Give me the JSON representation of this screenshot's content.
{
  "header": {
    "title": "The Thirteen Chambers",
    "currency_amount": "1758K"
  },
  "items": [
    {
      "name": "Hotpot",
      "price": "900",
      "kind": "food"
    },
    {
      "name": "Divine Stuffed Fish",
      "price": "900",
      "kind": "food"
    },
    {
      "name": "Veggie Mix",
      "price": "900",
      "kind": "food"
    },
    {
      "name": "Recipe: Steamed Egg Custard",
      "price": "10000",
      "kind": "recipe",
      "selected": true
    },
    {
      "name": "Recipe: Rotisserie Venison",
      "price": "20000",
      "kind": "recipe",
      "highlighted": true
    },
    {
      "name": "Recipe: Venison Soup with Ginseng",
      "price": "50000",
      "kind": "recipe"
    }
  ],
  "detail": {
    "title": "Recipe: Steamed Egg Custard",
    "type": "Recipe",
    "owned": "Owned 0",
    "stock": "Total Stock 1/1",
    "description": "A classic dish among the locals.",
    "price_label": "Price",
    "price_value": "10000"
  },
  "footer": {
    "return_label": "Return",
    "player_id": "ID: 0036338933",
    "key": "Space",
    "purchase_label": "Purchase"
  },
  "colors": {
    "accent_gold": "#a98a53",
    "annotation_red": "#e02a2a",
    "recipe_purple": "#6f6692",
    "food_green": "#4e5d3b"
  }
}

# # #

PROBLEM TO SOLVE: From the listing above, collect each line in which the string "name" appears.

RESPONSE BELOW:
      "name": "Hotpot",
      "name": "Divine Stuffed Fish",
      "name": "Veggie Mix",
      "name": "Recipe: Steamed Egg Custard",
      "name": "Recipe: Rotisserie Venison",
      "name": "Recipe: Venison Soup with Ginseng",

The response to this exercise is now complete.